The question of how “well being” should be understood is really several different questions. As a result, there is a tendency for people debating the question to talk past one another, and this tendency is to some extent represented in this thread.
One way that the question of well being might be understood is: what, at the most basic level, should an individual want his or her life to be like? Preference satisfaction is not a very plausible basic answer to this question, because in many (I would say most) cases people (rightly) prefer things because they believe them to have other properties, such as being pleasant, or worth doing for other reasons. They do not seek these things simply because they prefer them.
On the other hand, the question might be: How should the quality of individuals' lives be assessed by policy makers, as a basis for governmental decisions? Here preference satisfaction is a much more plausible answer, based on the ethical principle that governments should defer to individuals' own assessments of what is good for them.

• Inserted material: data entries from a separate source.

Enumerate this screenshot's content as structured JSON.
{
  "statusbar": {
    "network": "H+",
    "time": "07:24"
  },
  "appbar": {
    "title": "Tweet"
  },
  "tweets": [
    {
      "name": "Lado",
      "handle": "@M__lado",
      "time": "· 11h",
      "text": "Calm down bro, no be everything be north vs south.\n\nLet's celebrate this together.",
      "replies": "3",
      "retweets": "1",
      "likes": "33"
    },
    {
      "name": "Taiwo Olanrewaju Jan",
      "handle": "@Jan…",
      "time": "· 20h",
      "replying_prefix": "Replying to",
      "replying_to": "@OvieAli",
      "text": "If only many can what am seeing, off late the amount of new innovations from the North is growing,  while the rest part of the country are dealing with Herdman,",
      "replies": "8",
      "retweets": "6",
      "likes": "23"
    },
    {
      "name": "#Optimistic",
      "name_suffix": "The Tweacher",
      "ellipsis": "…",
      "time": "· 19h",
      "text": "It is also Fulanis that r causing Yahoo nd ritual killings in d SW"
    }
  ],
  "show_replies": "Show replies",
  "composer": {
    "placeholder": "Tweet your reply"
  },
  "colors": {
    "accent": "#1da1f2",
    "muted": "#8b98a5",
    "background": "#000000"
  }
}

There are lively debates about the proper answers to both of these questions. Nozick's experience machine is a contribution to the first debate: Should individuals take the quality of their experience as the sole determinant of the quality of their lives, or should they take other factors into account, such as whether our pleasure comes from true beliefs about what we are actually doing, and whether these things are in fact worth doing? Sen's work on capabilities is a contribution to the second debate: Given factors such as the adaptability of preferences, shouldn't governmental policy be judged on some basis other than facts about what people happen to prefer?
I won't argue here for my own answers to these questions. My point is just that they are different, and that this difference needs to be taken into account in order to understand what we are disagreeing about.
My view is pretty close to Scanlon's these days, so that's pretty cool.